January 30, 2023

Remembering Otto Warmbier

By Robert Collins

January 30, 2023

Just before Christmas 2022, President Joe Biden signed into law the 2023 National Defense Authorization Act, which included the “Otto Warmbier Countering North Korean Censorship and Surveillance Act.” The law “authorizes $10 million annually for the next five years to counter North Korea’s repressive censorship and surveillance state.”

Otto was imprisoned and tortured by the Kim regime for reasons that seem petty to almost all of us, but were taken exceedingly seriously by the Korean Workers’ Party (KWP) and the Ministry of State Security (MSS). Otto died days after being returned to the United States to meet his family, unable to talk due to the torture that the North Korean regime inflicted on him.

The MSS took Otto into custody after he reportedly took down a propaganda poster in the hotel he was staying at. This seems like a minor infraction to us in the West. However, if the poster had the name of Kim Il-sung, Kim Jong-il, or Kim Jong-un on it, this act would be regarded as the worst of all crimes in North Korea—even worse than first-degree murder. This is not only law in North Korea, but most importantly, it is the firm policy of the KWP. Historically, North Koreans have been executed immediately for such an offense.

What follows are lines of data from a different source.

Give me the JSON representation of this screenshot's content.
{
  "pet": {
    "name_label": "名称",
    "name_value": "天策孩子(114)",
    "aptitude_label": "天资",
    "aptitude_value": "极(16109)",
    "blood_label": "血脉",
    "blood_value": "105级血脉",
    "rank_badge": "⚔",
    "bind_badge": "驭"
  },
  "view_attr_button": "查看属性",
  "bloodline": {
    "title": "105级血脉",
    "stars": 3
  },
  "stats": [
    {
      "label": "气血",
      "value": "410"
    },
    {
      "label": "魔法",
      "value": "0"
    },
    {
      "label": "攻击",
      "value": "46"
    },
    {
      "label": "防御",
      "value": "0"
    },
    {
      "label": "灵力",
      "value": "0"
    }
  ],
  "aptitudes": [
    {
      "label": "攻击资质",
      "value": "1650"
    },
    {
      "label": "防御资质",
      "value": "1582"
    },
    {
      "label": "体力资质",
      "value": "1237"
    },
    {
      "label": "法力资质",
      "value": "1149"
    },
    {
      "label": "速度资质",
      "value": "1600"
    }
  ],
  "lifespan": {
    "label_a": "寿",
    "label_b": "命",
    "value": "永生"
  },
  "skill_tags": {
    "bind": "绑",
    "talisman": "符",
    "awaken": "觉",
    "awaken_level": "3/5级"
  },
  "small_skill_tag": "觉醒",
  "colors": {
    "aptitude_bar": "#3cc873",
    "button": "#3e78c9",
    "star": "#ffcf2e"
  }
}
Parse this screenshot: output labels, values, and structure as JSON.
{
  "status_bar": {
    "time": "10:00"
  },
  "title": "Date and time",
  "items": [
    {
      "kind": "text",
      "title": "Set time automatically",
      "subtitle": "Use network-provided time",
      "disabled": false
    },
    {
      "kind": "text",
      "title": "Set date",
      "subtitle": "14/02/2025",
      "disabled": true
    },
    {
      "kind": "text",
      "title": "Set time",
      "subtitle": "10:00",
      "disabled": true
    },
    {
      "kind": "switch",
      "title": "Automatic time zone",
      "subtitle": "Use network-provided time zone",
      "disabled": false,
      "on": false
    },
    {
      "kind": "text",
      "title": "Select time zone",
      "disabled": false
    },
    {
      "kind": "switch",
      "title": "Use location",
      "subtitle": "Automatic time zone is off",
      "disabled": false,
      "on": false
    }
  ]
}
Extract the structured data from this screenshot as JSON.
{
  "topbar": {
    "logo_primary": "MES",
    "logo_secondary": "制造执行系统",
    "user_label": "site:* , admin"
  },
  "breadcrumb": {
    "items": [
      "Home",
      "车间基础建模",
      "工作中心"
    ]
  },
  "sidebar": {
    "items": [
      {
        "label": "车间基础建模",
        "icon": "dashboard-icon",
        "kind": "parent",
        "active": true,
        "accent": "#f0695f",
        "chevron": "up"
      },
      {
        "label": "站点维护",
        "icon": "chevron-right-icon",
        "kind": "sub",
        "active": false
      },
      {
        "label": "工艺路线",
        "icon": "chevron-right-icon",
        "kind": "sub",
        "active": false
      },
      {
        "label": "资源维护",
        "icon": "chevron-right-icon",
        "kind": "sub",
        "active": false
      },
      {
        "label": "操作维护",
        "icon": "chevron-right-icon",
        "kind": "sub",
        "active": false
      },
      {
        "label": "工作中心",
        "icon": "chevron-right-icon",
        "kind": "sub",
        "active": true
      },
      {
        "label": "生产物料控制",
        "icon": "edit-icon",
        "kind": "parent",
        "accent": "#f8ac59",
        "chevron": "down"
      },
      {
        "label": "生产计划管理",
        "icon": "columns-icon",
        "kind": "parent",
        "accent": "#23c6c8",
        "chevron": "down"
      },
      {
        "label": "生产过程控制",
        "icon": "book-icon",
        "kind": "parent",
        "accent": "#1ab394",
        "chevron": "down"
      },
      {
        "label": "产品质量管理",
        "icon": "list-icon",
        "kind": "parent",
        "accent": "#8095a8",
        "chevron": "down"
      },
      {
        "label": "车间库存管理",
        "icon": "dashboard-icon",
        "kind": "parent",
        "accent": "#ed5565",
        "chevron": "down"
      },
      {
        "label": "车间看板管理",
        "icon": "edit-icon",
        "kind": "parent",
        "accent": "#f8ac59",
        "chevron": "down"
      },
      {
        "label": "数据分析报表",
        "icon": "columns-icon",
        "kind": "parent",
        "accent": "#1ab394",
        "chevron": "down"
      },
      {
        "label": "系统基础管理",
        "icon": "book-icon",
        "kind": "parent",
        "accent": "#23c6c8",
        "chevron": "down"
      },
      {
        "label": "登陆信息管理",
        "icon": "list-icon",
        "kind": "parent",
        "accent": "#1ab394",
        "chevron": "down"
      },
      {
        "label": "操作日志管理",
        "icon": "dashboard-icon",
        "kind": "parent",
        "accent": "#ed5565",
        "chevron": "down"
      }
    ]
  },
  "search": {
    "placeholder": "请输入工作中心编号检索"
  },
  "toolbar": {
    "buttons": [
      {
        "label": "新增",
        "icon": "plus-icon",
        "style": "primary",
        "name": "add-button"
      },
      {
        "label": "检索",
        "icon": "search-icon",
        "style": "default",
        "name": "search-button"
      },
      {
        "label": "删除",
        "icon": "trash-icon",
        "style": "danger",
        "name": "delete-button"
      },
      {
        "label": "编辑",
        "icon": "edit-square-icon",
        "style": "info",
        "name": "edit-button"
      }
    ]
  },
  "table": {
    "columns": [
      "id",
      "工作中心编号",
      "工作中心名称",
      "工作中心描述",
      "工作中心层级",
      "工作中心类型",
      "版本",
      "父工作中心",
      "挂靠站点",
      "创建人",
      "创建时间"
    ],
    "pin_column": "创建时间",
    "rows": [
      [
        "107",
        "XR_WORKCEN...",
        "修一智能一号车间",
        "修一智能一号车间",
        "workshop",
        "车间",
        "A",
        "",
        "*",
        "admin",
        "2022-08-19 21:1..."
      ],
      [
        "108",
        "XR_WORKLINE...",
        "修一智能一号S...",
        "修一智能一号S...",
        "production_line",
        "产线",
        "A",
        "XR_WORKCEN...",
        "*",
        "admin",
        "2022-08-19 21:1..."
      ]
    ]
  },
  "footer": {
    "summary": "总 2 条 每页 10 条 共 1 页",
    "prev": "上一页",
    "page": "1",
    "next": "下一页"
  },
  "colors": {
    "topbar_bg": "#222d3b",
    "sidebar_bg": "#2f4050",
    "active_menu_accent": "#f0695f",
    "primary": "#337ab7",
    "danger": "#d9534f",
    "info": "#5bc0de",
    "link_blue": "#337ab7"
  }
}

Any North Korean court official, security officer, or KWP member who fails to respond in the most brutal manner toward an offense against the Supreme Leader would be immediately imprisoned, along with their family members. It is hard to imagine that any government would punish its security personnel for failing to be brutal enough, but this is a fact of political life under the Kim family regime.

Otto had no way of knowing this. His youthful innocence resulted in him being detained by the ye-sim-gwa (pre-trial examination section) of the MSS. These interrogators are notorious for inflicting extremely harsh torture on the accused to extract confessions. There have been plenty of reports about detainees dying during interrogations.

North Korea’s courts, which are driven by party policy and not the rule of law, then issue a sentence based on forced confessions. Detainees are then sent to another detention facility, where they continue to face torture by the guards. The most extreme of these facilities are the Kim regime’s kwan-li-so political prison camps. Testimony on the horrific torture inflicted upon political prison camp detainees is beyond abundant.

Why the torture? In 2005, then-Supreme Leader Kim Jong-il directed security and prison officials to treat those incarcerated in political prison camps and related facilities as “poisonous grass.” He urged those that dealt with the incarcerated to root out the “poisonous grass” to “defend the dictatorship of the proletariat.” Supreme Leader directives are regarded as superior to the law in North Korea. They must be immediately and strictly implemented without hesitation. In other words, those who work in the ye-sim-gwa or the detention facilities must prove themselves loyal to Supreme Leader directives. How so?

Unlike any other country in the world, every North Korean, beginning at the age of nine and until they die, must conduct a public self-evaluation of their adherence to the directives of the Supreme Leaders—Kim Il-sung, Kim Jong-il, and Kim Jong-un—and how their performance falls short of these directives. They must criticize themselves, never compliment themselves. This is referred to as saenghwal chonghwa—lifestyle self-critique. The self-critique is followed by criticism from others.

This is done at least weekly, usually on Saturdays. Records of these self-critiques are kept by the organizational secretary of the KWP committee, which is embedded in every entity in North Korea—party, government, military, economic, or social. These records are transmitted to the all-powerful KWP Organization and Guidance Department (OGD). The OGD assigns a political action officer to manage every organization or regional area, including detention facilities.

There is an OGD political action officer or team of political action officers that monitor the ye-sim-gwa and detention facilities. These officers prepare reports for the Supreme Leader when deemed necessary. Considering how visible Otto’s trial was, it is difficult to believe that the North Korean leadership was not aware of exactly how he was being treated.

How does all of this inform our understanding of what happened to Otto? The interrogators in the ye-sim-gwa and Otto’s incarcerators would have had to admit their inadequate ill-treatment of Otto during self-critique sessions. Their fellow torturers and incarcerators would have had to complain that the official undergoing self-critique was not being brutal enough toward Otto. The brutal treatment of Otto was likely far more severe than that suffered by incarcerated North Koreans.

Many who are incarcerated in North Korea are forced to admit to fabricated charges or testify to some other fiction. Otto was also shown publicly apologizing in court. However, there is no evidence of subsequent cooperation with his torturers. Indeed, it is evident he did not cooperate any further. The North Korean regime would have made it public otherwise. Otto appears to have successfully resisted in a heroic manner, and we should remember him for that.